On Friday, Ms Wood, the former Grattan Institute boss who was hand-picked by Treasurer Jim Chalmers to be the government’s chief productivity adviser, warned that Labor’s proposed subsidies for green manufacturing would divert “jobs and capital investments from everywhere in the economy where they could generate higher value”.

But responding to her comments, Mr Swan said Ms Wood was “completely out of touch with the international relationality”, as Australia had to be “in it to win it” by offering its own support in order to compete with foreign subsidies and tax breaks deployed overseas to bolster manufacturing.

“All of our major competitors are doing this,” Mr Swan told the Today show.

“What we don’t do is make some of the things we need so we can be independent and stand on our own two feet.

With the Covid-19 pandemic exposing many countries to global supply chain woes, coupled with ongoing trade tensions, several developed economies have ramped up investment in domestic manufacturing and erected protectionist barriers designed to support local industry.

Chief among these is the US, which has rolled out tax incentives, grants and loans worth $520bn to support green infrastructure and industry under President Biden’s Inflation Reduction Act.

Mr Swan also heaped criticism on the former Abbott government that repealed a tax on carbon emissions Mr Swan had helped establish as the then treasurer in the Gillard government.

“If we hadn’t abolished the carbon price a decade ago, we’d be a lot further down the road and producing much more cheaper, renewable energy from the abundant supply of solar and wind in our country,” he said.

The government has frequently cited Australia’s $3.7 trillion in superannuation savings as a vehicle for investment under Labor’s $15bn National Reconstruction Fund, which will be packaged into the Future Made in Australia plan alongside the Net Zero Authority and recently announced taxpayer subsidies to manufacture solar panels.
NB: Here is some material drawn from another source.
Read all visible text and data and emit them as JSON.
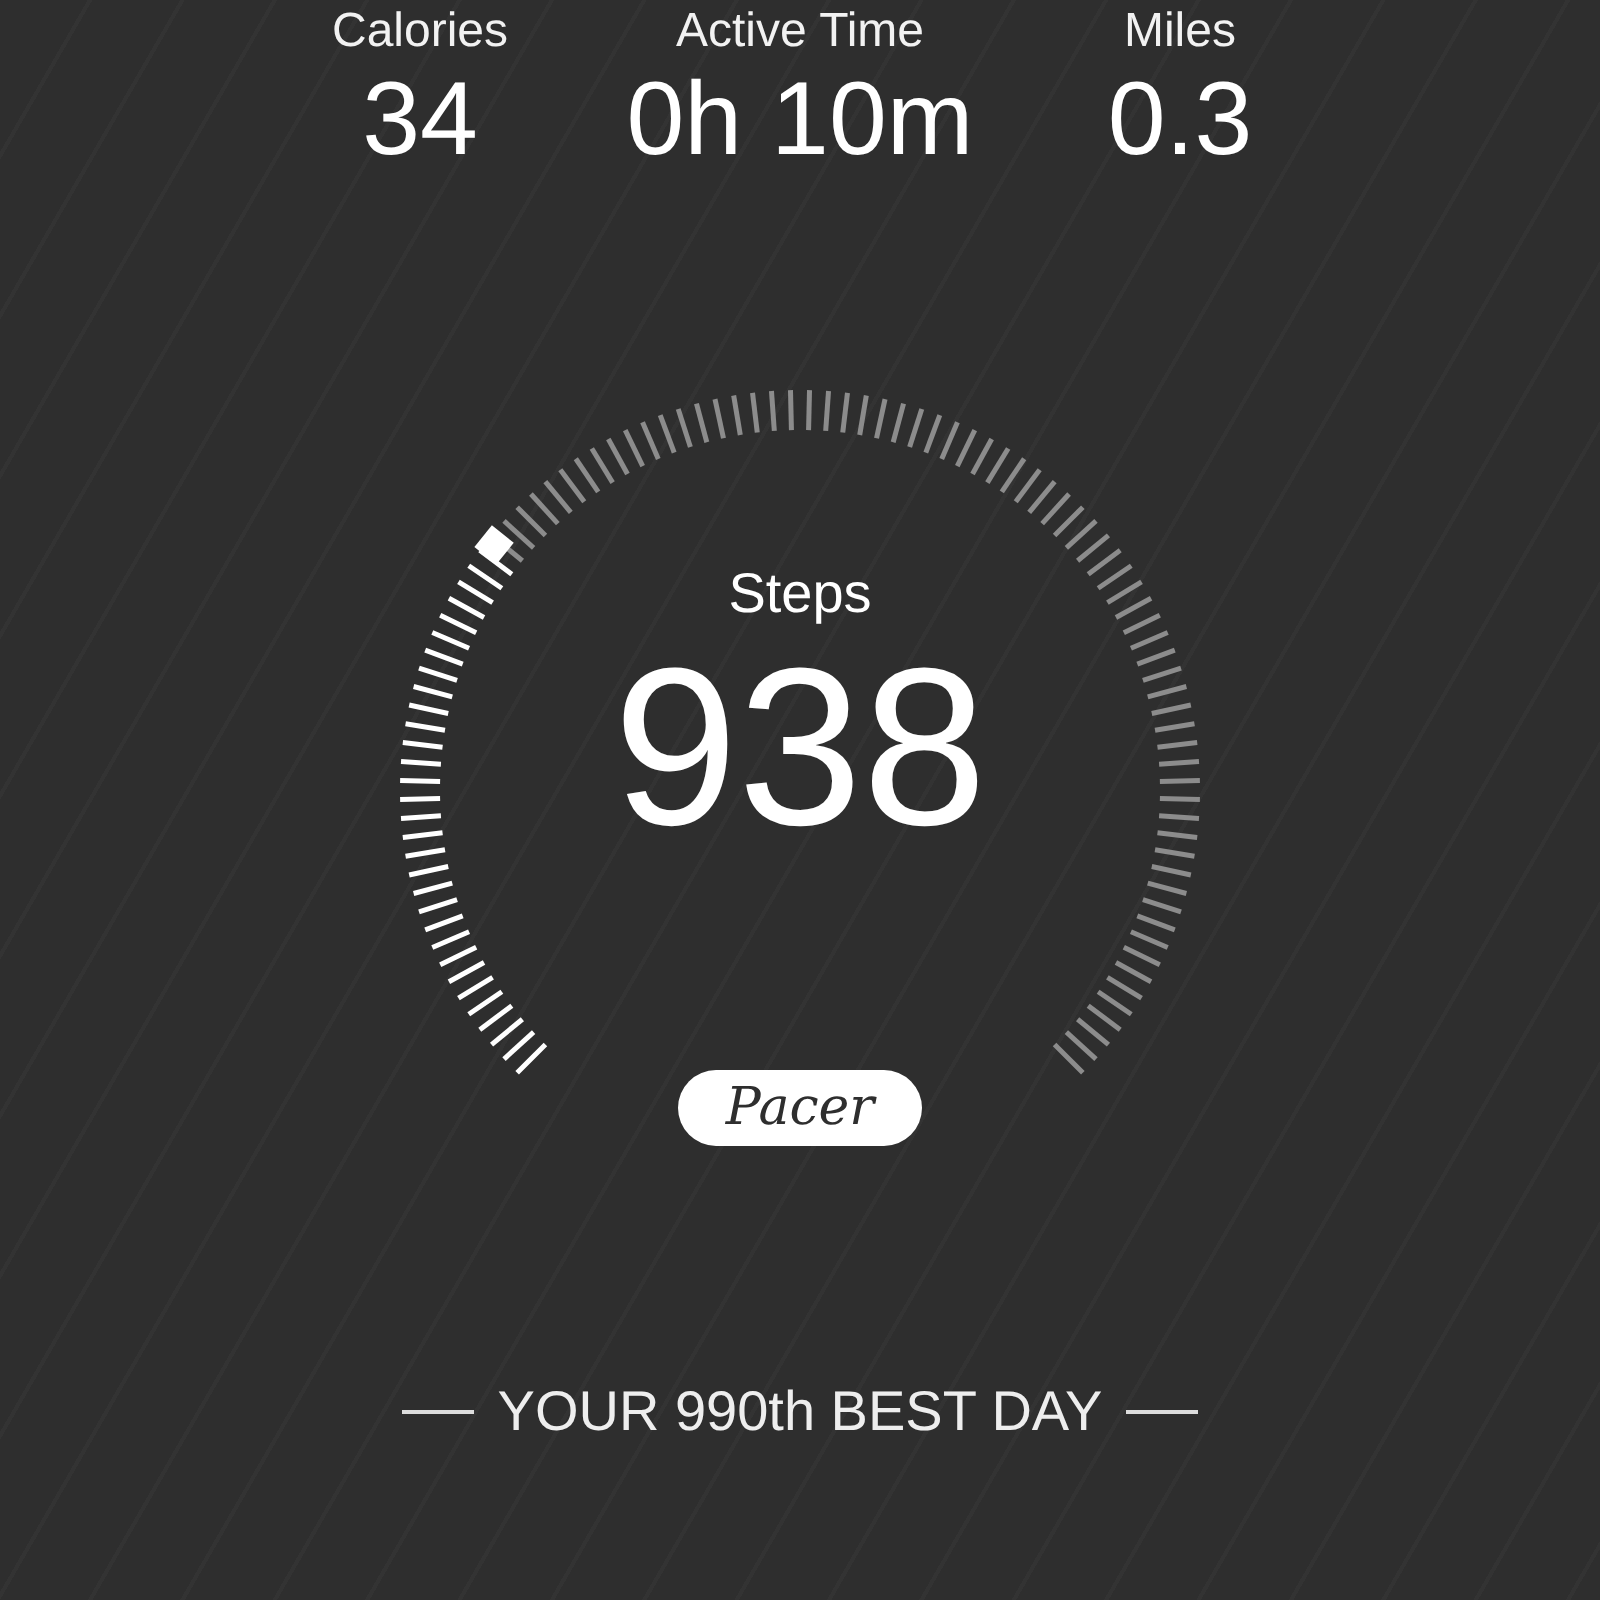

Cbus, one of Australia’s largest industry super funds that is chaired by Mr Swan, has voiced its willingness to invest in government housing, manufacturing and energy projects.

Business groups and economists have also voiced their scepticism with the Albanese government’s industry policy, warning that increased government intervention risked reducing productivity.

Meanwhile, the trade union movement has been more supportive of the measures, which they claim will offer increased job opportunities and assist Australia’s decarbonisation efforts.